[Page and application data records]
*** Block opens ***

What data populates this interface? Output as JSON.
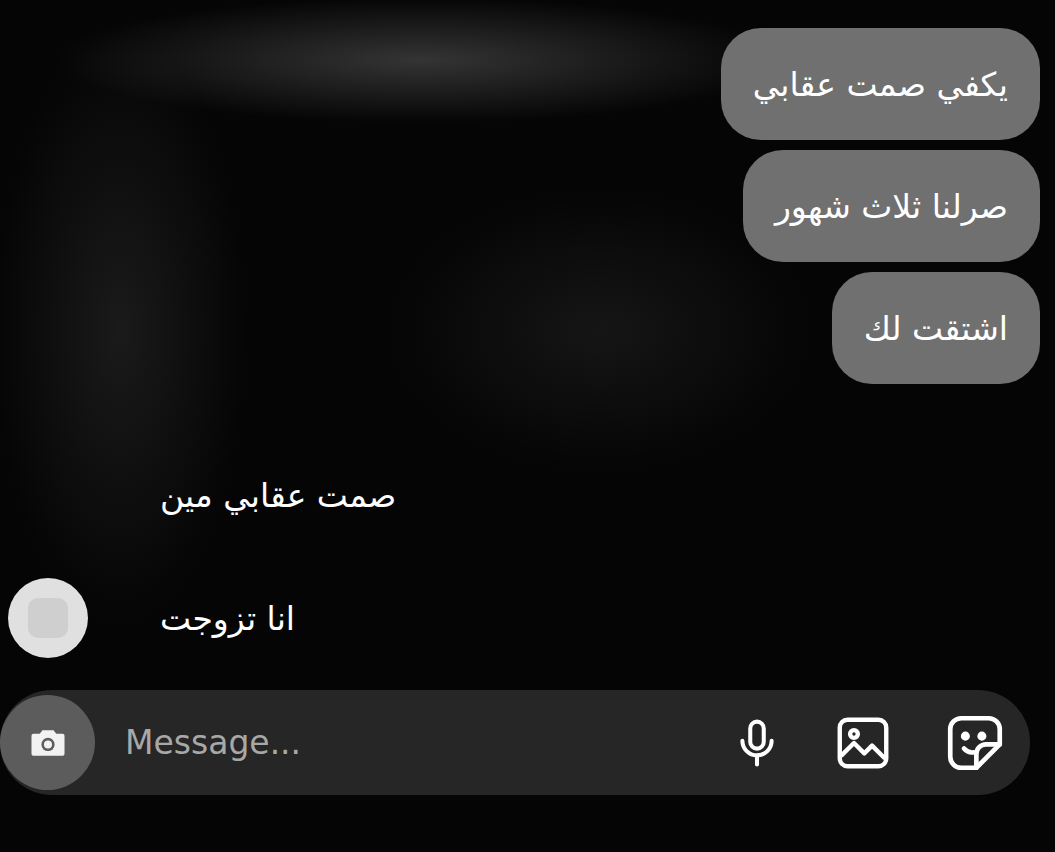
{
  "conversation": {
    "messages": [
      {
        "kind": "sent",
        "text": "يكفي صمت عقابي",
        "avatar": false
      },
      {
        "kind": "sent",
        "text": "صرلنا ثلاث شهور",
        "avatar": false
      },
      {
        "kind": "sent",
        "text": "اشتقت لك",
        "avatar": false
      },
      {
        "kind": "received",
        "text": "صمت عقابي مين",
        "avatar": false
      },
      {
        "kind": "received",
        "text": "انا تزوجت",
        "avatar": true
      }
    ]
  },
  "composer": {
    "placeholder": "Message..."
  }
}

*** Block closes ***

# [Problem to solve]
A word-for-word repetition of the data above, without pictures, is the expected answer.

# [Reply]
What data populates this interface? Output as JSON.
{
  "conversation": {
    "messages": [
      {
        "kind": "sent",
        "text": "يكفي صمت عقابي",
        "avatar": false
      },
      {
        "kind": "sent",
        "text": "صرلنا ثلاث شهور",
        "avatar": false
      },
      {
        "kind": "sent",
        "text": "اشتقت لك",
        "avatar": false
      },
      {
        "kind": "received",
        "text": "صمت عقابي مين",
        "avatar": false
      },
      {
        "kind": "received",
        "text": "انا تزوجت",
        "avatar": true
      }
    ]
  },
  "composer": {
    "placeholder": "Message..."
  }
}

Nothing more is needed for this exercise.